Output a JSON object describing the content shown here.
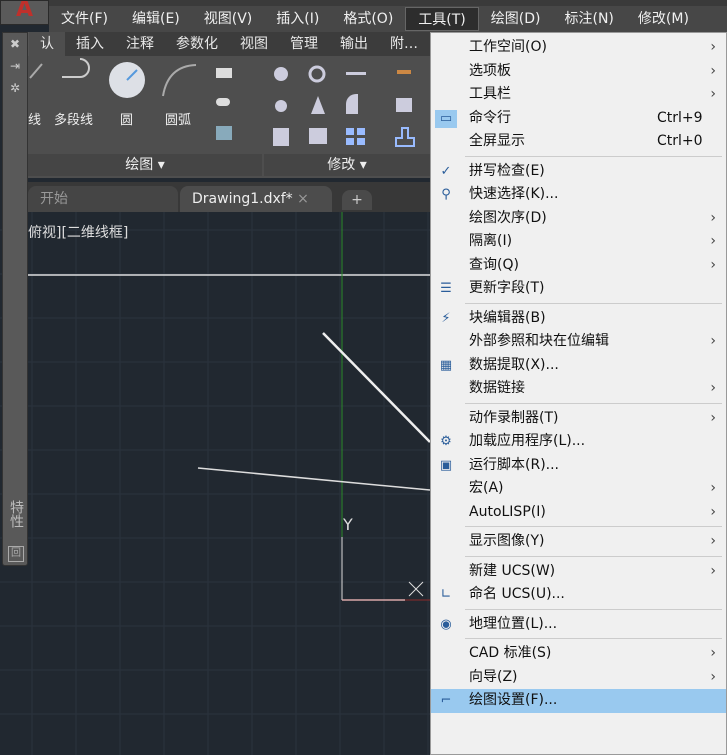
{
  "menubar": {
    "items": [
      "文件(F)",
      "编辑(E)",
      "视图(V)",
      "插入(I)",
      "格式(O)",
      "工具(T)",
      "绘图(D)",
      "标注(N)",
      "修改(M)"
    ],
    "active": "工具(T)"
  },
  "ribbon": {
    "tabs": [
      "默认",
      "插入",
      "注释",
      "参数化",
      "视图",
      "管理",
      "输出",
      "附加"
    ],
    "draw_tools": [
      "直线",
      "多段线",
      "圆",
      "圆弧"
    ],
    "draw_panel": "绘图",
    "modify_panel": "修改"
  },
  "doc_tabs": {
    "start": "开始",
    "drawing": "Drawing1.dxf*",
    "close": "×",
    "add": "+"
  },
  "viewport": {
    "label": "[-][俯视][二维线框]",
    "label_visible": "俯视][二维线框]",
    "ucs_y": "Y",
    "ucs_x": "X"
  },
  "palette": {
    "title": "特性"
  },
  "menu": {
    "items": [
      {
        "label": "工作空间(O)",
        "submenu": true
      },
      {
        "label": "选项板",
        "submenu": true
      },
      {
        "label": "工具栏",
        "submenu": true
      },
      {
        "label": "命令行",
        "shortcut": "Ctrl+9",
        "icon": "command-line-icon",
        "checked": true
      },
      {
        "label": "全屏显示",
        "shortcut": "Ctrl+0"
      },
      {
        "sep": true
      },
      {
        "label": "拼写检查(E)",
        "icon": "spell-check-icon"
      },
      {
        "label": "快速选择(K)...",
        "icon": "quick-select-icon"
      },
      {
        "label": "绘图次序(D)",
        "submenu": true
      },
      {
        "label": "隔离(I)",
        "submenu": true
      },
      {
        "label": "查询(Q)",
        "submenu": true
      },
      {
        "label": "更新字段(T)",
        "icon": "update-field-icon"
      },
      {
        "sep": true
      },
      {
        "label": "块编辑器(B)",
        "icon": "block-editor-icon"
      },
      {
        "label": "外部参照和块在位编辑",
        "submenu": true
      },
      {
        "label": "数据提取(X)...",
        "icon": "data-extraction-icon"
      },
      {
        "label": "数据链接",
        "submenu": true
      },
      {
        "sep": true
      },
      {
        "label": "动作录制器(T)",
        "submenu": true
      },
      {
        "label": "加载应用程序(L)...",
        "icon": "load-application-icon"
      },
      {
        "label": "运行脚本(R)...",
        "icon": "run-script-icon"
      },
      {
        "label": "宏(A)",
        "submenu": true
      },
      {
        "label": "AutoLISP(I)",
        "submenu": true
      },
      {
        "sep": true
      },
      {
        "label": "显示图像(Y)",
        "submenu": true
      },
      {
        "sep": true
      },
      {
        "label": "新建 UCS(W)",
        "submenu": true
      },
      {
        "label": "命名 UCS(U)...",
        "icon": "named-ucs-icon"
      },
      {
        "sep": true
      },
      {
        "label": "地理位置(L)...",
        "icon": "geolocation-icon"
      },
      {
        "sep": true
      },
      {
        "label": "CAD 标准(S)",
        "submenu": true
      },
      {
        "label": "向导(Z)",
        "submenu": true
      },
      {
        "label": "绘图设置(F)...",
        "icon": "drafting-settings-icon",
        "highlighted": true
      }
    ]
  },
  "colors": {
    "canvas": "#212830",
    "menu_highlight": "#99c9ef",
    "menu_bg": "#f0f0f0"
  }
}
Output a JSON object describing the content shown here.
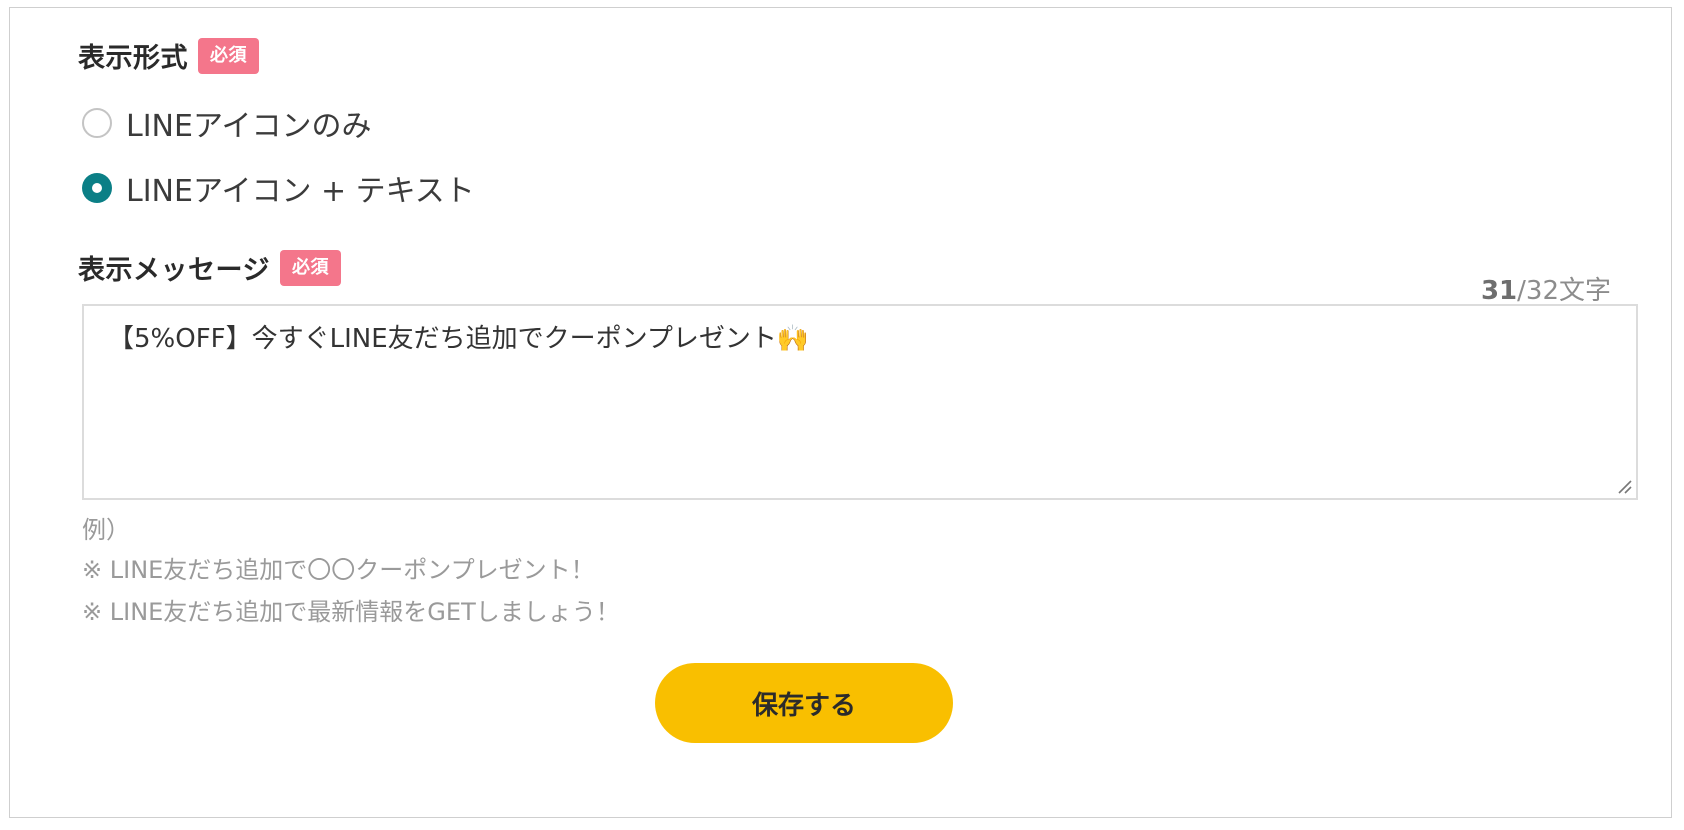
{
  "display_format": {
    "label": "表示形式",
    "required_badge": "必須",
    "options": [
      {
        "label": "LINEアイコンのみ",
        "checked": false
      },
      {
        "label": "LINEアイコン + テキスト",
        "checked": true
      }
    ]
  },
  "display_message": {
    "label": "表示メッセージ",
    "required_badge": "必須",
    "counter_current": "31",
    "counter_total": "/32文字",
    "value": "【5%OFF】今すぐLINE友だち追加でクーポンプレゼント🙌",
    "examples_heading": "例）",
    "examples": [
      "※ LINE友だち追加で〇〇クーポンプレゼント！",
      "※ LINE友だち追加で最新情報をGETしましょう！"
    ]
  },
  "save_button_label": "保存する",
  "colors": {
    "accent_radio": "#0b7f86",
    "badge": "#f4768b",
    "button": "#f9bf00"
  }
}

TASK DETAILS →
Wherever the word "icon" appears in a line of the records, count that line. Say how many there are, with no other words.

REPLY TO THE TASK →
11